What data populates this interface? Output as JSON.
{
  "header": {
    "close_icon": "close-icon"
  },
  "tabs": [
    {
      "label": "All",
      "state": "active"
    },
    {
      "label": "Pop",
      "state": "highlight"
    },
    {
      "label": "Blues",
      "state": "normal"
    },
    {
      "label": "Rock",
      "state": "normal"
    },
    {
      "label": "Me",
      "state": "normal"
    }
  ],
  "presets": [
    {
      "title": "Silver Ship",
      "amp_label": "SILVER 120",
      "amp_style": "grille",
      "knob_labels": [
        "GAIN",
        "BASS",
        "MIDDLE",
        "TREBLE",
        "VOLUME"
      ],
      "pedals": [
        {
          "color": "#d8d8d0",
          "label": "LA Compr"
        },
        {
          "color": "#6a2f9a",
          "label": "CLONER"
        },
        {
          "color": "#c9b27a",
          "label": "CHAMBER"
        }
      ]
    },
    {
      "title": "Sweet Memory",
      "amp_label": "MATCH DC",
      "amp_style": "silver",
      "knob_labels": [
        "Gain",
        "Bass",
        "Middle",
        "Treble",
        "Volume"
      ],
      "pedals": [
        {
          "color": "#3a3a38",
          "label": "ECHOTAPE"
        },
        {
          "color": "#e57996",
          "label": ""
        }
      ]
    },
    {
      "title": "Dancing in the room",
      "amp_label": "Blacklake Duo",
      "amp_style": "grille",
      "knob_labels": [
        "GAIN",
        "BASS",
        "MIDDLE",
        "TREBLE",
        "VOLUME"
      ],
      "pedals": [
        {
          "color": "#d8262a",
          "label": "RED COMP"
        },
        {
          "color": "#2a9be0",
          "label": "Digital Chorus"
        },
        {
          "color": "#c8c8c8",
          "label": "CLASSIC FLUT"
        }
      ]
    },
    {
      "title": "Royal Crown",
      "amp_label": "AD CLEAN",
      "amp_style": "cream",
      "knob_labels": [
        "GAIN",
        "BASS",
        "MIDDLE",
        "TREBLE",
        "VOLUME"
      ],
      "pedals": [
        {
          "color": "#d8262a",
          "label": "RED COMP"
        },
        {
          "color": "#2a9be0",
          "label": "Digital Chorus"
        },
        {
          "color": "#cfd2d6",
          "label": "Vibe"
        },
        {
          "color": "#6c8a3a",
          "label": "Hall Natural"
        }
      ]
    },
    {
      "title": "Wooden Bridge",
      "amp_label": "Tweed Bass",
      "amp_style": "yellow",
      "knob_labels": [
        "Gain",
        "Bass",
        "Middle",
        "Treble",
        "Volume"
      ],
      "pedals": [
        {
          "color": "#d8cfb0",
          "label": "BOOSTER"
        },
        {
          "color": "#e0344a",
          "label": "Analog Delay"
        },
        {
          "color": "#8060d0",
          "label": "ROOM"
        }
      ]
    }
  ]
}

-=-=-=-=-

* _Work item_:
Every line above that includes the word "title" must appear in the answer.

* _Result of the task_:
      "title": "Silver Ship",
      "title": "Sweet Memory",
      "title": "Dancing in the room",
      "title": "Royal Crown",
      "title": "Wooden Bridge",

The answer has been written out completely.